Monday, September 26, 2011

Social Concern Posters

Social Concern Posters
One thing I noticed when looking at posters dealing with social concern is that they tend me be very simple and straight to the point. They also often use clever re-workings of things we see every day in order to grab the viewers attention. Below are some examples of great social awareness posters.

I find this poster to be extremely effective, it is done
for the Women's Aid Organization. When you first see these posters you simply see beautiful women's lips.
However, the first image is really fists, and hidden in the second image are images of men beating women. It is subtle but it clearly and effectively shows its meaning. Underneath the first poster is says "Lips aren't punching bads. Nor are other parts of the body. If you know someone who is suffering from violence or abuse. please call Women's Aid Organization at.....Speak Up. And silence those who speak with their fists. Underneath the second poster it says, "Silent lips mute the sound of beatings. And muzzle unspeakable pain. Give voice to victims or violence or abuse....Deep as the wounds may be, healing begins by being heard." The simple subtle messages in the imagery combined with the powerful words create a very strong social concern poster.
This second poster is another example of the subtle message that works really well as a social concern poster. Soccer player Loco Abreu is "kicking away racism" by wearing two shoes of different colors (he also played in a soccer game with these shoes) It is just a simple image but it received a lot of feedback from the press and had a huge impact.

As you think about social concern posters think about the context and the message that you are trying to bring across. It does not need to be an elaborate poster in order for you to get your idea across.

One final example for you to look at :) Have a great Monday :)

Monday, September 12, 2011

logo design

Logo Design;
Through designing logos I have learnt that the best logo is not always the most beautiful logo. It is the logo that represents the company/client and symbolizes what they are about. Below is an article I found about the process that went into designing the very memorable Nike logo.

The origin of the mark goes like this: Knight wanted to differentiate BRS's custom product from the ones they were importing from Onituska in Japan: " Knight turned to a graphic design student he met at Portland State University two years earlier." One day in 1969, the student, Carolyn Davidson, was approached by Knight and offered $2 per hour "to make charts and graphics" for his business. For the next two years Davidson managed the design work on BRS. "Then one day Phil asked me if I wanted to work on a shoe stripe," Davidson recalled. The only advice she received was to "Make the stripe supportive of the shoe." Davidson came up with half a dozen options.None of the options "captivated anyone" so it came down to "which was the least awful."
Well, the rest is history.
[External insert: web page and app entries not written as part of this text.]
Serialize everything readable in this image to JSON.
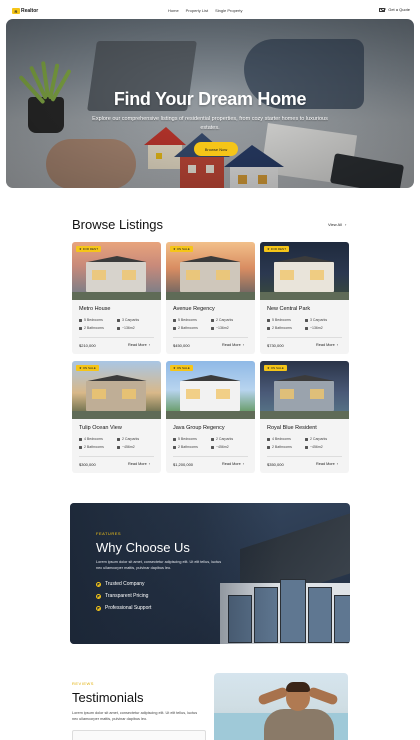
{
  "nav": {
    "logo_text": "Realtor",
    "links": [
      "Home",
      "Property List",
      "Single Property"
    ],
    "cta": "Get a Quote"
  },
  "hero": {
    "title": "Find Your Dream Home",
    "subtitle": "Explore our comprehensive listings of residential properties, from cozy starter homes to luxurious estates.",
    "button": "Browse Now"
  },
  "listings": {
    "title": "Browse Listings",
    "view_all": "View All",
    "cards": [
      {
        "badge": "FOR RENT",
        "name": "Metro House",
        "beds": "5 Bedrooms",
        "parking": "3 Carparks",
        "baths": "2 Bathrooms",
        "area": "~136m2",
        "price": "$210,000",
        "more": "Read More"
      },
      {
        "badge": "ON SALE",
        "name": "Avenue Regency",
        "beds": "5 Bedrooms",
        "parking": "2 Carparks",
        "baths": "2 Bathrooms",
        "area": "~136m2",
        "price": "$450,000",
        "more": "Read More"
      },
      {
        "badge": "FOR RENT",
        "name": "New Central Park",
        "beds": "5 Bedrooms",
        "parking": "3 Carparks",
        "baths": "2 Bathrooms",
        "area": "~136m2",
        "price": "$730,000",
        "more": "Read More"
      },
      {
        "badge": "ON SALE",
        "name": "Tulip Ocean View",
        "beds": "4 Bedrooms",
        "parking": "2 Carparks",
        "baths": "2 Bathrooms",
        "area": "~456m2",
        "price": "$300,000",
        "more": "Read More"
      },
      {
        "badge": "ON SALE",
        "name": "Java Group Regency",
        "beds": "5 Bedrooms",
        "parking": "2 Carparks",
        "baths": "2 Bathrooms",
        "area": "~456m2",
        "price": "$1,200,000",
        "more": "Read More"
      },
      {
        "badge": "ON SALE",
        "name": "Royal Blue Resident",
        "beds": "4 Bedrooms",
        "parking": "2 Carparks",
        "baths": "2 Bathrooms",
        "area": "~456m2",
        "price": "$350,000",
        "more": "Read More"
      }
    ]
  },
  "why": {
    "eyebrow": "FEATURES",
    "title": "Why Choose Us",
    "text": "Lorem ipsum dolor sit amet, consectetur adipiscing elit. Ut elit tellus, luctus nec ullamcorper mattis, pulvinar dapibus leo.",
    "items": [
      "Trusted Company",
      "Transparent Pricing",
      "Professional Support"
    ]
  },
  "testimonials": {
    "eyebrow": "REVIEWS",
    "title": "Testimonials",
    "text": "Lorem ipsum dolor sit amet, consectetur adipiscing elit. Ut elit tellus, luctus nec ullamcorper mattis, pulvinar dapibus leo."
  },
  "colors": {
    "accent": "#f5c518",
    "dark": "#1a1a1a"
  }
}
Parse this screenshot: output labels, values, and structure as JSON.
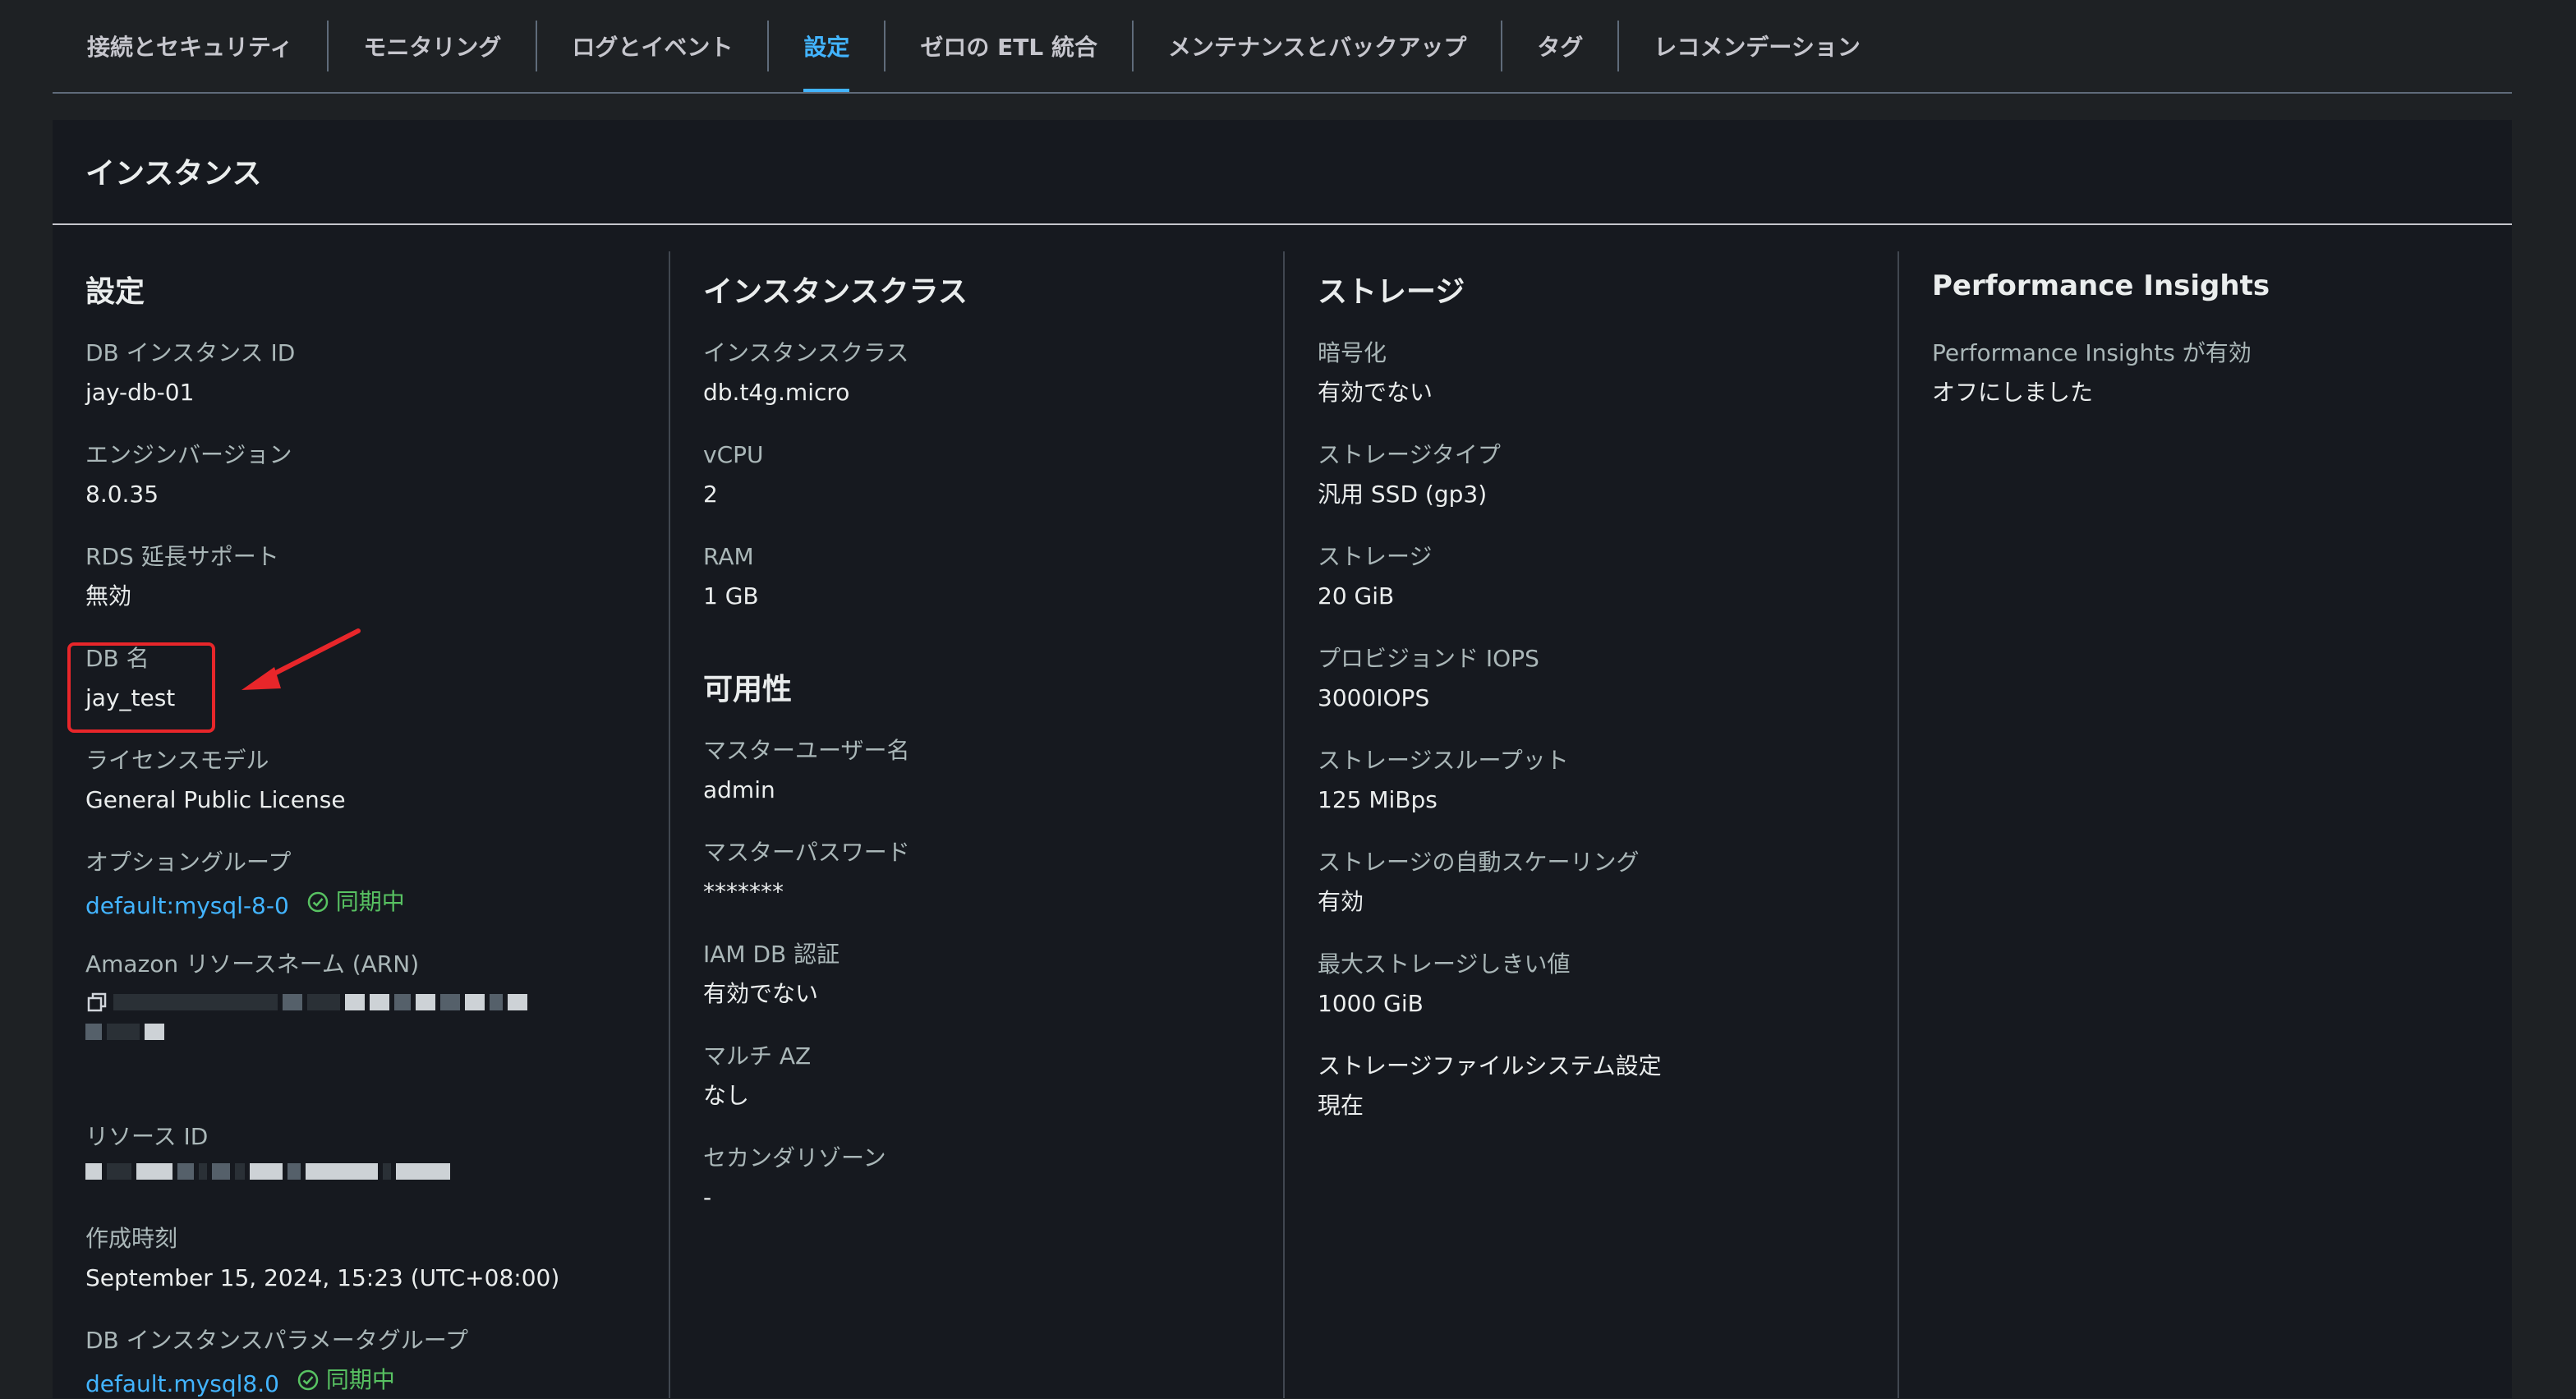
{
  "tabs": [
    {
      "label": "接続とセキュリティ",
      "active": false
    },
    {
      "label": "モニタリング",
      "active": false
    },
    {
      "label": "ログとイベント",
      "active": false
    },
    {
      "label": "設定",
      "active": true
    },
    {
      "label": "ゼロの ETL 統合",
      "active": false
    },
    {
      "label": "メンテナンスとバックアップ",
      "active": false
    },
    {
      "label": "タグ",
      "active": false
    },
    {
      "label": "レコメンデーション",
      "active": false
    }
  ],
  "panel": {
    "title": "インスタンス"
  },
  "config": {
    "title": "設定",
    "db_instance_id": {
      "label": "DB インスタンス ID",
      "value": "jay-db-01"
    },
    "engine_version": {
      "label": "エンジンバージョン",
      "value": "8.0.35"
    },
    "rds_extended_support": {
      "label": "RDS 延長サポート",
      "value": "無効"
    },
    "db_name": {
      "label": "DB 名",
      "value": "jay_test"
    },
    "license_model": {
      "label": "ライセンスモデル",
      "value": "General Public License"
    },
    "option_group": {
      "label": "オプショングループ",
      "value": "default:mysql-8-0",
      "status": "同期中"
    },
    "arn": {
      "label": "Amazon リソースネーム (ARN)"
    },
    "resource_id": {
      "label": "リソース ID"
    },
    "created_time": {
      "label": "作成時刻",
      "value": "September 15, 2024, 15:23 (UTC+08:00)"
    },
    "parameter_group": {
      "label": "DB インスタンスパラメータグループ",
      "value": "default.mysql8.0",
      "status": "同期中"
    }
  },
  "instance_class": {
    "title": "インスタンスクラス",
    "class": {
      "label": "インスタンスクラス",
      "value": "db.t4g.micro"
    },
    "vcpu": {
      "label": "vCPU",
      "value": "2"
    },
    "ram": {
      "label": "RAM",
      "value": "1 GB"
    }
  },
  "availability": {
    "title": "可用性",
    "master_user": {
      "label": "マスターユーザー名",
      "value": "admin"
    },
    "master_password": {
      "label": "マスターパスワード",
      "value": "*******"
    },
    "iam_auth": {
      "label": "IAM DB 認証",
      "value": "有効でない"
    },
    "multi_az": {
      "label": "マルチ AZ",
      "value": "なし"
    },
    "secondary_zone": {
      "label": "セカンダリゾーン",
      "value": "-"
    }
  },
  "storage": {
    "title": "ストレージ",
    "encryption": {
      "label": "暗号化",
      "value": "有効でない"
    },
    "storage_type": {
      "label": "ストレージタイプ",
      "value": "汎用 SSD (gp3)"
    },
    "storage": {
      "label": "ストレージ",
      "value": "20 GiB"
    },
    "iops": {
      "label": "プロビジョンド IOPS",
      "value": "3000IOPS"
    },
    "throughput": {
      "label": "ストレージスループット",
      "value": "125 MiBps"
    },
    "autoscaling": {
      "label": "ストレージの自動スケーリング",
      "value": "有効"
    },
    "max_threshold": {
      "label": "最大ストレージしきい値",
      "value": "1000 GiB"
    },
    "filesystem": {
      "label": "ストレージファイルシステム設定",
      "value": "現在"
    }
  },
  "performance_insights": {
    "title": "Performance Insights",
    "enabled": {
      "label": "Performance Insights が有効",
      "value": "オフにしました"
    }
  },
  "colors": {
    "accent": "#42b4ff",
    "success": "#58c262",
    "annotation": "#e8262a"
  }
}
And the Swoosh emerged from "the stripe" and is one of the most recognized logos in the world.

- I find it interesting that no one particularly liked the logo that Davidson came up with at first, but now the Nike swoosh is well known all over the world. While perhaps Davidson could have created a more "beautiful" logo, the logo she created was memorable, it worked. I enjoy looking at the pictures below and seeing how she played with the placement of the swoosh and with how many swooshes there were. In logo design it can be helpful once you have the general design you want, to play around with it, its positioning, ect. because that can help you come up with something even better. Input from others can also help a lot!
(if you go to the website you can see the images in a larger size)

Tuesday, September 6, 2011

Typographic Syntax;
the process of arranging elements into a cohesive whole. The point of typographic syntax is to not rely upon illustration in order to give meaning to the word. Rather, it is bringing meaning across through the arrangement of the elements, the type.

The two logos below are excellent examples of typographic syntax. The arrangement of elements (letters) or lack of letters, helps further the meaning of the word without the use of illustration. Both of these examples show the type of stuff you should be doing for class.

In the first example, blank space the lack of the a in blank and space create an empty space,
thus bringing visual representation to the word without using illustration. Simply just leaving the letter out works great.

The second example, minus takes the I from minus removes it and flips it on its side to create a minus symbol. This combined with the the empty space that is now left from where the I was also helps enhance the meaning of the word.

An important thing to remember, which I mentioned previously, is to not use illustration to bring about further meaning. You should rely on changing the arrangement of the letters to help enhance the meaning of the word, not using illustrations.